Never been to a specific tournament or location and feel anxious about it? Use imagery to calm yourself down. Find pictures on the web of previous tournaments at that location. Study the pictures or video. Look at how it is laid out, the grass or carpet if indoor, look at the targets and lighting, and find everything you can to picture yourself standing there. Imagine being the one who took the pictures or video. Close your eyes and look around the venue. Get a feel of the place. Walk around a bit in your head. Go stand on the shooting line and fire a shot real fast. Don’t worry, no one will mind.

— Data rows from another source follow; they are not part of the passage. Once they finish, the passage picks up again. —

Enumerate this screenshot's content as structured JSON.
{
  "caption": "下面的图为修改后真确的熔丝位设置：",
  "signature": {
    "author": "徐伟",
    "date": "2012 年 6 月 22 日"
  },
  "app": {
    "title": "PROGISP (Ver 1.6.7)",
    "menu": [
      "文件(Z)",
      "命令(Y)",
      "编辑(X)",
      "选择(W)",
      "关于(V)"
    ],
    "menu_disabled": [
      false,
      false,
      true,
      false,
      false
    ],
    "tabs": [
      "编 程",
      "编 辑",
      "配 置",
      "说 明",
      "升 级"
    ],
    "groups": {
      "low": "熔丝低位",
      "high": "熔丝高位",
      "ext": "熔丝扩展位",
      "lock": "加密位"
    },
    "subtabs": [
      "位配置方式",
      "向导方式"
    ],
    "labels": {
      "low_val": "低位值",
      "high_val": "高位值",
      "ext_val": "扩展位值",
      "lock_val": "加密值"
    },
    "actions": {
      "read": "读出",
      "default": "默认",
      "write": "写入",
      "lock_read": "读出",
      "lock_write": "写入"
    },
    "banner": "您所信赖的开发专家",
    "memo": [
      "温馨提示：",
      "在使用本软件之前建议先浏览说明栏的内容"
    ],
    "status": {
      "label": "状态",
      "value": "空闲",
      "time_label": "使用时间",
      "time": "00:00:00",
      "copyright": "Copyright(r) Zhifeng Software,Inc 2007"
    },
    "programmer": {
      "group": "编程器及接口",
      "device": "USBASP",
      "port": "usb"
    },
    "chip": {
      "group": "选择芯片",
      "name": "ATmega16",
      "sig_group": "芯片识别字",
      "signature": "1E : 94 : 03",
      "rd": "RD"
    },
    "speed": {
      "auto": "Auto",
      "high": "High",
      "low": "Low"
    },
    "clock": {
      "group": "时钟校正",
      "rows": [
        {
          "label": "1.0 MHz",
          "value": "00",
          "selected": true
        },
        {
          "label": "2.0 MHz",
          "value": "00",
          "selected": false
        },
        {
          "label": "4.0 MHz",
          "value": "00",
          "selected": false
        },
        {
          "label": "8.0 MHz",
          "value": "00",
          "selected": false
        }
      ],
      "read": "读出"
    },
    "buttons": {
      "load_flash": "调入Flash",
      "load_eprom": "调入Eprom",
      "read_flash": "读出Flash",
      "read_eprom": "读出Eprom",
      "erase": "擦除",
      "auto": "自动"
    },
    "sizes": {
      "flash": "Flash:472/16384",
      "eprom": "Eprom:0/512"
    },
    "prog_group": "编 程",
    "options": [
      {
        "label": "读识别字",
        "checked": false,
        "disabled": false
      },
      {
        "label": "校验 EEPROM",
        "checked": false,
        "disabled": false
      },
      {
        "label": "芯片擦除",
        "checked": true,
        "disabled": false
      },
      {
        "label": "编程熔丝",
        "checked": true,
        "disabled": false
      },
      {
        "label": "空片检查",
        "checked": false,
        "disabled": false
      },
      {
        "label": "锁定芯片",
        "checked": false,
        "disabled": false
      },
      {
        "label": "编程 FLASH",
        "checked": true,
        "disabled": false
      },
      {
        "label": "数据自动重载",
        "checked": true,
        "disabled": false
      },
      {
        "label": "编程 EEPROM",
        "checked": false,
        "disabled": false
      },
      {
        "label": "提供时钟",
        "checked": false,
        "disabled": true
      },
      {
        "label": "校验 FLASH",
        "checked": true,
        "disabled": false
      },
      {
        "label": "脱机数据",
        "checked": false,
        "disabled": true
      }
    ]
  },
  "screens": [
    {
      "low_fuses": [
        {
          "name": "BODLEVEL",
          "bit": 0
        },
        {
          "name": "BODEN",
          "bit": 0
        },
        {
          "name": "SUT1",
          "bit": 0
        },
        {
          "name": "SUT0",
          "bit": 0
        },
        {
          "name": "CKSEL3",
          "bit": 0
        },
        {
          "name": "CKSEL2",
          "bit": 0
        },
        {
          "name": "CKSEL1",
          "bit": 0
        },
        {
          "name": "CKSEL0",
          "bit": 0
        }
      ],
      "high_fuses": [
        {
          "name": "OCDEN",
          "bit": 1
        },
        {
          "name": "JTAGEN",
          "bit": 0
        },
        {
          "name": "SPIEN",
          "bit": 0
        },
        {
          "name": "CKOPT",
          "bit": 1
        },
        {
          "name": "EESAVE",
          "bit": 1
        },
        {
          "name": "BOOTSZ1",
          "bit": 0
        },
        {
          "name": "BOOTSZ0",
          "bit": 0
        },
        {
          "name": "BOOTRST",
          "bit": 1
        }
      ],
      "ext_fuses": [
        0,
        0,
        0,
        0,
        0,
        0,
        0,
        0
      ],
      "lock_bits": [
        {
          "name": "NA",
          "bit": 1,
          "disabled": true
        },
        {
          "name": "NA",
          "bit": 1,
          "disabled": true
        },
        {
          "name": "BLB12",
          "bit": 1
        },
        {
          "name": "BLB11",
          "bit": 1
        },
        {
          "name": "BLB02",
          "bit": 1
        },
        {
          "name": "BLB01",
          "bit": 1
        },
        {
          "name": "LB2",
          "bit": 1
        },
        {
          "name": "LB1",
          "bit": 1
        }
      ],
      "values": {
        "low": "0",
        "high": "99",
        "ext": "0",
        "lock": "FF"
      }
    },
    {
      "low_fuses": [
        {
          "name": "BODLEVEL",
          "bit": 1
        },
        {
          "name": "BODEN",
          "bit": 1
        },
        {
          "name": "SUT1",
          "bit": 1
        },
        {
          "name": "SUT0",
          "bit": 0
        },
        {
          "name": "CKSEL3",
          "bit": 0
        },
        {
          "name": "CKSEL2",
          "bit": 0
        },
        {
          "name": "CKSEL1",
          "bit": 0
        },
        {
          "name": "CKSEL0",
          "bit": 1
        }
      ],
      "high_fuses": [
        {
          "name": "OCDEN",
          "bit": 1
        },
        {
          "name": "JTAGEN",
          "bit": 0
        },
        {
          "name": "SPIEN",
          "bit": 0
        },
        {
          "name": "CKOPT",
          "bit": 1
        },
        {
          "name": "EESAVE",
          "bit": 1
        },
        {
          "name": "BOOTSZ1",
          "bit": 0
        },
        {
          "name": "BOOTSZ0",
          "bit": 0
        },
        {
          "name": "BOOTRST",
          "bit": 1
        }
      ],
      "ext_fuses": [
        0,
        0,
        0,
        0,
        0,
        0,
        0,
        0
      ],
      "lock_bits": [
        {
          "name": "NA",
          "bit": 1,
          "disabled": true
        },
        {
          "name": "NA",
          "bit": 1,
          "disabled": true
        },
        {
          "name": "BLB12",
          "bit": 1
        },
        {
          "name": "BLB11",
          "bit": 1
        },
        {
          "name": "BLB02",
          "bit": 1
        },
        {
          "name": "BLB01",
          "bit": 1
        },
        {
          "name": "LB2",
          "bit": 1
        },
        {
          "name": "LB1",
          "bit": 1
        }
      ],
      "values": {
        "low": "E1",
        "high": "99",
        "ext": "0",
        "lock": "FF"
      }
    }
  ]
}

You can even go online to see average weather of the venue or find the weather for that day you will be there. You will know if it is 70deg with sun or 90deg with rain. Visualize yourself on the shooting line knowing what it looks like and what the weather is like. Visualize and imagine the perfect shot. Picture how perfect you release the string and how strong your bow arm is. Visualize everything as if you were actually there right now.
Take a WEAK column item and work on it in your head. Visualize yourself doing it the right way, perfect. Picture yourself shooting with perfection. Work on it in your mind until you just want to pick up the bow and just do it right away. Build confidence before you even stand on the shooting line. Use imagery to curb your fears. Shoot strong shots in your head.
The mind has a wonderful way of helping us correct physical struggles. If we imagine it enough the mind will start to help our physical bodies perform exactly the way we picture ourselves. You can cut WEAK issues time in half by using imagery to correct the problems.
By using imagery, which you can do anywhere at any time, you can learn to shoot an entire tournament before you even get there. Imagery is nothing more than picturing the perfect you. Anyone can do it with some practice and advanced practice will let you close your eyes anywhere and shoot all your shots perfectly while feeling the rain on your skin and the push of the wind on your back. Remember not to day dream and keep it realistic. Feel confident when visualizing yourself, and always visualize hitting the X!
You want to use imagery before shooting every real shot. Picture your shot process and how you want to execute the shot before nocking the arrow. Then shoot it exactly how you imagined.
What are you imagining right now? For me I am using imagery to see myself preparing my gear with my Archery Backpack before heading to the field.
Weekly Challenge: Use imagery to help move a WEAK column item over. Remember that moving a WEAK item over is about confidence and confidence is all in your head.
See you next week when I take you on a journey with your subconscious mind.